Many commentators have expressed concern that a financial market crash could be coming soon. Others have said the US economy is chugging along nicely and there is nothing that can go wrong in the near future.
The graph below showing Year-on-Year growth of Corrected Money Supply offers insights into what could happen.
It suggests that the danger point for financial markets is when the Y-o-Y growth of CMS approaches the zero mark or falls below it. Right now the Y-o-Y growth is around 14%, so there is still some way to go before a major crash.
It is important to understand what the graph is not saying. It does not say that the instantaneous growth rate of CMS is 14% right now. In fact, as the graph below showing Corrected Money Supply from January 2011 to September 2014 reveals, CMS growth has levelled off. What the first graph suggests is that when CMS remains flat or contracts for a year or more nasty things happen in financial markets.
A natural question springs to mind. If money growth is flat why are the financial markets booming? The explanation is simple. When we say that financial markets are booming we usually mean that stockmarkets are booming as they are now or were from 2006 until the beginning of 2008. But the stockmarket is not the only financial market. We know now with the benefit of hindsight that from 2006 to 2008 the housing market was contracting and that it eventually brought down all other markets.
We can be sure that during the past six months, with money growth flat and the stockmarkets booming, some other financial asset market is contracting.
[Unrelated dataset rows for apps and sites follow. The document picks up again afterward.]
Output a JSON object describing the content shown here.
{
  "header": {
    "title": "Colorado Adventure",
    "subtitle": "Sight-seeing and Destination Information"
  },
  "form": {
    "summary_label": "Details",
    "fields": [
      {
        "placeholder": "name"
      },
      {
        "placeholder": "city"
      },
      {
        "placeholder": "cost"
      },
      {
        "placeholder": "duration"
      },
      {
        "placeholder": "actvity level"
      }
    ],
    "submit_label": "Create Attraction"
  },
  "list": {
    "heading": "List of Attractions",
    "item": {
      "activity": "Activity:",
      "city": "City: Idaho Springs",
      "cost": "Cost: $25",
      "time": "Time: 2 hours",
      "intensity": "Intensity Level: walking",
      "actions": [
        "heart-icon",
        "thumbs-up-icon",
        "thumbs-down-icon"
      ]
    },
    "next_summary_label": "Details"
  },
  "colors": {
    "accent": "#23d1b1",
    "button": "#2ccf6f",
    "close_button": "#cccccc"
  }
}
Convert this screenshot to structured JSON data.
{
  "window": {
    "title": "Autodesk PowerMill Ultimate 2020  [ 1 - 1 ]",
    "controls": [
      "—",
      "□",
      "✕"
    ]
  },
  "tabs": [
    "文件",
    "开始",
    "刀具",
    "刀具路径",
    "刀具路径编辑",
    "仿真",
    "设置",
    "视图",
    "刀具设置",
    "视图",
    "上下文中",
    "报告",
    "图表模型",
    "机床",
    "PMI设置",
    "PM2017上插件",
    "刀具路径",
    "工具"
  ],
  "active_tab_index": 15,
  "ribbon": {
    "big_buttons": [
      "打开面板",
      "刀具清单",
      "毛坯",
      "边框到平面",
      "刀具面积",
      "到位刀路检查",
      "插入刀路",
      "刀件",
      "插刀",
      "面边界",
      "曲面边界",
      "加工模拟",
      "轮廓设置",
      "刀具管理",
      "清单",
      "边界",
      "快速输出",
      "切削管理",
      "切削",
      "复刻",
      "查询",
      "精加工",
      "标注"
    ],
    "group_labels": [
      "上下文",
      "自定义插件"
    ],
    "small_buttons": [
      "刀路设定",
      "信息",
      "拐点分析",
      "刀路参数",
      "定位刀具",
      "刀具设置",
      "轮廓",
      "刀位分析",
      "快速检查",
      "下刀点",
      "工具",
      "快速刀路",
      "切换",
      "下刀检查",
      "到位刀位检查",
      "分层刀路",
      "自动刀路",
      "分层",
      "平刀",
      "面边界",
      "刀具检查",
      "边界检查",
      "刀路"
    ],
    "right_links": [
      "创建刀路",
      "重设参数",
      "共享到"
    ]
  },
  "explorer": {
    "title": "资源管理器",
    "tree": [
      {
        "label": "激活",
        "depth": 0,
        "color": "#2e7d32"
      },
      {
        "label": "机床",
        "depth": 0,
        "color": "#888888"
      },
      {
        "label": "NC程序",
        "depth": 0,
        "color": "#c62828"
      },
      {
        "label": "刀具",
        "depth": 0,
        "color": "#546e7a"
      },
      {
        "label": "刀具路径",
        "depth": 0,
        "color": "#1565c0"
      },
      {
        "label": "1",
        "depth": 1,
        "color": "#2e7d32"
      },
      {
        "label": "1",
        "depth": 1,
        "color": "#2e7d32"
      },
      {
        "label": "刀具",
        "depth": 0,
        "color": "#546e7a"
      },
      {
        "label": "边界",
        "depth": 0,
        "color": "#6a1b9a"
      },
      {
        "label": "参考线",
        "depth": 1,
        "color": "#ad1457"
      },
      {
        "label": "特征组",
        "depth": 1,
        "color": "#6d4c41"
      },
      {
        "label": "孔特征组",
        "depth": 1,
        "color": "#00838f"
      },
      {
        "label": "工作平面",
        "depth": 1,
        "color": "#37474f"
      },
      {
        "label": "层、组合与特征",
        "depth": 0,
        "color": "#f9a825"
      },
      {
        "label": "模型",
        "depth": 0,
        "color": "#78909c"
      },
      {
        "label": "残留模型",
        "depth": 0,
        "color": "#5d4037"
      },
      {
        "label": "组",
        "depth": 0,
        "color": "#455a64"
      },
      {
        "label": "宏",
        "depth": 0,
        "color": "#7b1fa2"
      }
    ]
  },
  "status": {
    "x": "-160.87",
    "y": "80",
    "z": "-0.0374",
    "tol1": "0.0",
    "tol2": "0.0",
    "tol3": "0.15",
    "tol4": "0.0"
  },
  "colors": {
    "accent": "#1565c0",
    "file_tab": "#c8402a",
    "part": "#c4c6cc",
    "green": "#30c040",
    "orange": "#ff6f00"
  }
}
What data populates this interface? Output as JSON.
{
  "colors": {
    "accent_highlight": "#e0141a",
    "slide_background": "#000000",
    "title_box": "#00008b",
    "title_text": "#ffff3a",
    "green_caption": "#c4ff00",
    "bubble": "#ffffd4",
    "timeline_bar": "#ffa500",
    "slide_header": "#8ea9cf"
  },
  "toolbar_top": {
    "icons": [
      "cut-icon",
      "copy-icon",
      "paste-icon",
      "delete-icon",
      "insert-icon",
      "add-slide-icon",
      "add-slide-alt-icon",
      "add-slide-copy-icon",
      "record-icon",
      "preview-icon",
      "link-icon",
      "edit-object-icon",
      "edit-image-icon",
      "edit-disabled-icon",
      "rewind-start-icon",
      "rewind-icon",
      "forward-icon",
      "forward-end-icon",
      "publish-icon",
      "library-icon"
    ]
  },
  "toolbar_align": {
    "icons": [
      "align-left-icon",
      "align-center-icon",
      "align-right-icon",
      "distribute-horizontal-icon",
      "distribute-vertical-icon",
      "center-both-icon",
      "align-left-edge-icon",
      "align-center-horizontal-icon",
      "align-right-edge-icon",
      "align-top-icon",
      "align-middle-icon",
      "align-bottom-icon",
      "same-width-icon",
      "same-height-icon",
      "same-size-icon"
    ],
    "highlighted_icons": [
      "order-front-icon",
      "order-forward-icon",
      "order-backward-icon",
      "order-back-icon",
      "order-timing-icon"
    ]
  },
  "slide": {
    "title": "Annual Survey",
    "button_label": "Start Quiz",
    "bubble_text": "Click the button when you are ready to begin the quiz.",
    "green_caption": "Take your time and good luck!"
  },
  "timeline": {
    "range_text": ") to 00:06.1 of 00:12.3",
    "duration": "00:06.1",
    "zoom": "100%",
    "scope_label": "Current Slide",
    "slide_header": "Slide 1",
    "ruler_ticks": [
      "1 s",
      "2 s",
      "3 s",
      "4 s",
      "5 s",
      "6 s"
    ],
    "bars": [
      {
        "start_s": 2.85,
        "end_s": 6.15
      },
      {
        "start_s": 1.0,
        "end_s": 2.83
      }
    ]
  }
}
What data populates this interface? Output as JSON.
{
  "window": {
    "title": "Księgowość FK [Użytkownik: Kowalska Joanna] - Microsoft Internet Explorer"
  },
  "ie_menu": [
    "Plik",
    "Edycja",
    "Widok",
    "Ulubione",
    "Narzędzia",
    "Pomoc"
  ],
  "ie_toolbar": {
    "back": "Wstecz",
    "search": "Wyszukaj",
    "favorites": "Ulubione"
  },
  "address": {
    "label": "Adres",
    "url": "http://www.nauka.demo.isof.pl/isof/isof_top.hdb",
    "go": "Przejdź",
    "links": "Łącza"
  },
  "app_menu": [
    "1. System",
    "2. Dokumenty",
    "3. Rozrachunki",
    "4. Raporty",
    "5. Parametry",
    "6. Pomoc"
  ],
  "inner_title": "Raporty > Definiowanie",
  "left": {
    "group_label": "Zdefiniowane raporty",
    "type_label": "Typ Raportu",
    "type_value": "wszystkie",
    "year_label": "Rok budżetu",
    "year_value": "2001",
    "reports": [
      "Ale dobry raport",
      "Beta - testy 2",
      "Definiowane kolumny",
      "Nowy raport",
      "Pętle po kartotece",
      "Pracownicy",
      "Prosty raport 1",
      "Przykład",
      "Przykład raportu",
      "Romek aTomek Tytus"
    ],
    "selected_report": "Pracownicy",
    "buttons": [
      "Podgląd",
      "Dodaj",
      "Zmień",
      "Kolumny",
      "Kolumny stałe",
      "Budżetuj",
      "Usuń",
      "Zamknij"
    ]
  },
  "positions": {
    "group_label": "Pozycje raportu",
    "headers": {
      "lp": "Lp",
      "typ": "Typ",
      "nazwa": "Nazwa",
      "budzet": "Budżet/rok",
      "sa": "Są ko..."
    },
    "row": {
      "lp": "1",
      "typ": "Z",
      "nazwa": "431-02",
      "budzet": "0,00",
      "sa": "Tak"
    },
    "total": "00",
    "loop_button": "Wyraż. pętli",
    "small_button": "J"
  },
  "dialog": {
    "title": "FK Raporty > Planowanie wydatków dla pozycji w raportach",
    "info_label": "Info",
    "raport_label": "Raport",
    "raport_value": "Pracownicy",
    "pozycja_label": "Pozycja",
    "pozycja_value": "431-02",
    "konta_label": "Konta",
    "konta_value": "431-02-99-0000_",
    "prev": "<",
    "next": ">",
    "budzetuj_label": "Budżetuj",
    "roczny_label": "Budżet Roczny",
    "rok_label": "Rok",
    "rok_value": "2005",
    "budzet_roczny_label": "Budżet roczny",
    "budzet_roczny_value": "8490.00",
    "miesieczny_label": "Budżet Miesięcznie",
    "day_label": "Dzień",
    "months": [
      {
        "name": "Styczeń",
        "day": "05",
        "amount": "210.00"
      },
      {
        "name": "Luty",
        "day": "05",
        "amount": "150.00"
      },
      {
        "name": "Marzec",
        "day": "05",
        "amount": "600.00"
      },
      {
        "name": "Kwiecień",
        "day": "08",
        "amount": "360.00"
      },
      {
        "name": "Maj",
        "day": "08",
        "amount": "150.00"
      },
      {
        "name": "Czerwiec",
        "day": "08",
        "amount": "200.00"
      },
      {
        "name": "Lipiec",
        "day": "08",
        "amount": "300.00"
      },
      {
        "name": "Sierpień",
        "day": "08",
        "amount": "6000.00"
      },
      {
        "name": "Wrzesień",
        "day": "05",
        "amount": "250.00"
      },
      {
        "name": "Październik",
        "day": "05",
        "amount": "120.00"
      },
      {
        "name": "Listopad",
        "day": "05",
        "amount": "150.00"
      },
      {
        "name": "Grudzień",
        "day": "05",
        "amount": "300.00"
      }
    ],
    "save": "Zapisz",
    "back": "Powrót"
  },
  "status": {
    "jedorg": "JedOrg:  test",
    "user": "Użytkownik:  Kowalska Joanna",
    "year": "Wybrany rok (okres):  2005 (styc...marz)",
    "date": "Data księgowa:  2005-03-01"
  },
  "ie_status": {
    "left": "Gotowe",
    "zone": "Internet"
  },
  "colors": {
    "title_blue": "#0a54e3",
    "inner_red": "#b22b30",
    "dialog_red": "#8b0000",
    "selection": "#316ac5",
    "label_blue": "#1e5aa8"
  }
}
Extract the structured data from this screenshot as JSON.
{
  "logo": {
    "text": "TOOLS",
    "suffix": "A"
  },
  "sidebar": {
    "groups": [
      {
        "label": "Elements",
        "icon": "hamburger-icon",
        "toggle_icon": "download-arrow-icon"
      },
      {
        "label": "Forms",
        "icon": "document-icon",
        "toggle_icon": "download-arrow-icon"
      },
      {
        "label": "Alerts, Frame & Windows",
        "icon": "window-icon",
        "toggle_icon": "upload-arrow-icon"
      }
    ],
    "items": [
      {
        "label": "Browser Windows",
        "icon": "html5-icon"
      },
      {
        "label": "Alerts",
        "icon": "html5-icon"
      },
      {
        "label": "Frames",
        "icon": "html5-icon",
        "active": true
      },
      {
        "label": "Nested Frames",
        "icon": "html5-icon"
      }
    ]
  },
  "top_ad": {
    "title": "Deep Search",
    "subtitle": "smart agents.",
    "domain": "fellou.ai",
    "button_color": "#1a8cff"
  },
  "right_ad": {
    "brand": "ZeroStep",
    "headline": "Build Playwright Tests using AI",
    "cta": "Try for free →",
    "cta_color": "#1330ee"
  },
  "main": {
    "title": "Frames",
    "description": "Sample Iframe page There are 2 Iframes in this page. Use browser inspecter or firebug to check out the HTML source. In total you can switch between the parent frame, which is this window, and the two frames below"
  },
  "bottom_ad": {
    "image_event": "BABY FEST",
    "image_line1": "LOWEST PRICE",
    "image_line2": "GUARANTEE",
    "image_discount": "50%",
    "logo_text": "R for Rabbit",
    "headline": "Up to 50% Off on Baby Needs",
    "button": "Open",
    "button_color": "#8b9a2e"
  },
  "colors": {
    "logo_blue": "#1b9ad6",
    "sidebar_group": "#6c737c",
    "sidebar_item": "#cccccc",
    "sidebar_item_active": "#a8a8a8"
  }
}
What that market is we can do no more than guess.
For those familiar with the history of the US economy and financial markets the graph below showing Y-o-Y CMS growth from 1961 to 2000 may be interesting.
An especially interesting episode is around 1994 when the sharp monetary contraction resulted in the bond massacre of 1994. If the monetary contraction now under way results in a bond market crash a reasonable guess will be that it will not result in a recession.